The story is peppered with period details, immersing us in this world. Rowena wants adventure and to be actively involve with the war effort, which would put her in danger. Seeing things through the eyes of a Loyalist family puts a new perspective on things. This is not a bad family. American readers can even sympathize with them if not agree with them. This is a good sign of good writing, giving us a fascinating view that is rarely seen.

There’s a mystery early on: Is Rowena’s cousin James a spy for the Loyalists, or is he possibly a Patriot?

And what about those just trying to survive this? Danger escalates. An underlying message of women’s importance, their contribution in the war weaves itself around the exciting plot.

It is a well-written story, produced by an author who knows the era. It comes across as very realistic. Rowena is constantly worried that the Royalists will not be victorious and what will become of her and her family if the “Rebels” win the war. We readers, knowing the outcome of the war, can’t help but to worry for this lovable character, whatever side we sympathize with. The author has done a good job of showing that people on both sides were complicated and not all good or bad.

Occasionally Rowena has a thought of understanding for the rebel side, making readers wonder how far this will go in the end.
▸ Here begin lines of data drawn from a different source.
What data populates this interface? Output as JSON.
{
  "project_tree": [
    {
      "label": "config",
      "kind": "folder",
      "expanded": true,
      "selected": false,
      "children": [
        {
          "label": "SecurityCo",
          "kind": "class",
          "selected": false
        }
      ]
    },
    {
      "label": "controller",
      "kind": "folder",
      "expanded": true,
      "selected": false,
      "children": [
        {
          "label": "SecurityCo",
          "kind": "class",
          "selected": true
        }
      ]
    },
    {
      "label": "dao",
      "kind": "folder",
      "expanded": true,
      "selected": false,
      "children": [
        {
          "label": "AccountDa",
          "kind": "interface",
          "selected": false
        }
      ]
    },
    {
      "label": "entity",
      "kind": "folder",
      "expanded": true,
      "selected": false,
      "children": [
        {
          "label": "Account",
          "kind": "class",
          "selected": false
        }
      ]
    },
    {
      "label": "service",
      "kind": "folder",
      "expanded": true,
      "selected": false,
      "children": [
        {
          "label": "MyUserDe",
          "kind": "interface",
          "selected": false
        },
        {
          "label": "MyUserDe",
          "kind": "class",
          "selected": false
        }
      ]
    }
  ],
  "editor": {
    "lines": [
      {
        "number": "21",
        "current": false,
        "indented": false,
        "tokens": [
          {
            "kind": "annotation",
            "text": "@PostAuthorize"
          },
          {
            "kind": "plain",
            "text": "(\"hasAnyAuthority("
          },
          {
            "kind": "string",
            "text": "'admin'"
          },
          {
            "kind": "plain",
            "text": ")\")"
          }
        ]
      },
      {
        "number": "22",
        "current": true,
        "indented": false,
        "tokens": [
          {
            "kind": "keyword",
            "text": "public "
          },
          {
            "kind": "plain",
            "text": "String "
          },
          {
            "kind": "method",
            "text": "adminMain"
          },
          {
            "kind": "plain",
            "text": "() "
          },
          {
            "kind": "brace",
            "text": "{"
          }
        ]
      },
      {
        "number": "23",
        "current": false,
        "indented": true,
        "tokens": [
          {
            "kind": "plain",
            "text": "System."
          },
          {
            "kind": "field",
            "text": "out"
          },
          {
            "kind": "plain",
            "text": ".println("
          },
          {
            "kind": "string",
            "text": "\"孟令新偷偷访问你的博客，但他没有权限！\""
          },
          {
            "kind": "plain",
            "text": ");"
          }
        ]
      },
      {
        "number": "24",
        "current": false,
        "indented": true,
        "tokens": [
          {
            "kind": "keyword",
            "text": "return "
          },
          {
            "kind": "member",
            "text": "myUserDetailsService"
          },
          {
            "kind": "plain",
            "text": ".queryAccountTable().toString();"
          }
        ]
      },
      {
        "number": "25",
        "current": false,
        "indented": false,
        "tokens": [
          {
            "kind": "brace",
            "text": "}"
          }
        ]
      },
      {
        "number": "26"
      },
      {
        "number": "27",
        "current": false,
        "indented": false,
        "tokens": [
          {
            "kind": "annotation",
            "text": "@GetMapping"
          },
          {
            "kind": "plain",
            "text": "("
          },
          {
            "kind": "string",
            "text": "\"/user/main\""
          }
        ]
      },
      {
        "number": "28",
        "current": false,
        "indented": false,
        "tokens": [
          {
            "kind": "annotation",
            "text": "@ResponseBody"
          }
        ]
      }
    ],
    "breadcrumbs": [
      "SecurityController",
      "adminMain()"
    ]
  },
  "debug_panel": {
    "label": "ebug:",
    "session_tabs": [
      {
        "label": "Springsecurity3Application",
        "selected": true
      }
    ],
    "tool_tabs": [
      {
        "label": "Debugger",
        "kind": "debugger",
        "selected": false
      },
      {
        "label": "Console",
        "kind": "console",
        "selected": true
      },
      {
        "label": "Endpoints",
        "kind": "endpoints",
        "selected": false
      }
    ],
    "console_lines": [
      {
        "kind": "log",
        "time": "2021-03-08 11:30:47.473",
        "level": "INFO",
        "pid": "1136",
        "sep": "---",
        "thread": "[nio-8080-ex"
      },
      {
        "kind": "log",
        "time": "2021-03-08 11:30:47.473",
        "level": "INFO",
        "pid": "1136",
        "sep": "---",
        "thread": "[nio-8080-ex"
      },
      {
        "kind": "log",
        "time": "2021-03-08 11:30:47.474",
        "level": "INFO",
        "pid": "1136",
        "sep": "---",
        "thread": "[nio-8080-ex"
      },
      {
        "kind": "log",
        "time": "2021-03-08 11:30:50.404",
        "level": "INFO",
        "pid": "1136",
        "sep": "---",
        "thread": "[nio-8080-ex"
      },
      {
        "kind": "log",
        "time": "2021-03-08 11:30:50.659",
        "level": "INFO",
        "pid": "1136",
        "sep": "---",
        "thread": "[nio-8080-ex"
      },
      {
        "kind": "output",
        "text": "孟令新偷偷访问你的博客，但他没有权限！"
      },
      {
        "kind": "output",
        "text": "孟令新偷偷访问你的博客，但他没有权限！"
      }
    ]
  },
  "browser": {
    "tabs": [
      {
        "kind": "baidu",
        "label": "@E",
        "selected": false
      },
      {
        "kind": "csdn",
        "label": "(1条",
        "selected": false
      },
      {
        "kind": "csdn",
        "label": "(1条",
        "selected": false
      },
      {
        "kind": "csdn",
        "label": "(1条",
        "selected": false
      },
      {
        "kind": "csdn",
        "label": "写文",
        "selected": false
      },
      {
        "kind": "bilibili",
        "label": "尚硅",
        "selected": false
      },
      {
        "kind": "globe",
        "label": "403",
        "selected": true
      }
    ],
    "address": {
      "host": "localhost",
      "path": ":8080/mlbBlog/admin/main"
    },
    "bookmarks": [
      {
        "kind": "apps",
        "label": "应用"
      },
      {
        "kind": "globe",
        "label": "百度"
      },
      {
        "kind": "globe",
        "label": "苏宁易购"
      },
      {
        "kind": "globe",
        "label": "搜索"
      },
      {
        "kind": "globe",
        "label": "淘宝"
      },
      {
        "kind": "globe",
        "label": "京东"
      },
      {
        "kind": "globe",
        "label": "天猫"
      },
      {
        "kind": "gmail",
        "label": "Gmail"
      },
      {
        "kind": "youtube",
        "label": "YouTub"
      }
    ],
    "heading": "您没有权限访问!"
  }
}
Details of espionage and intrigue keep those pages turning. This is an exciting historical novel well worth the read.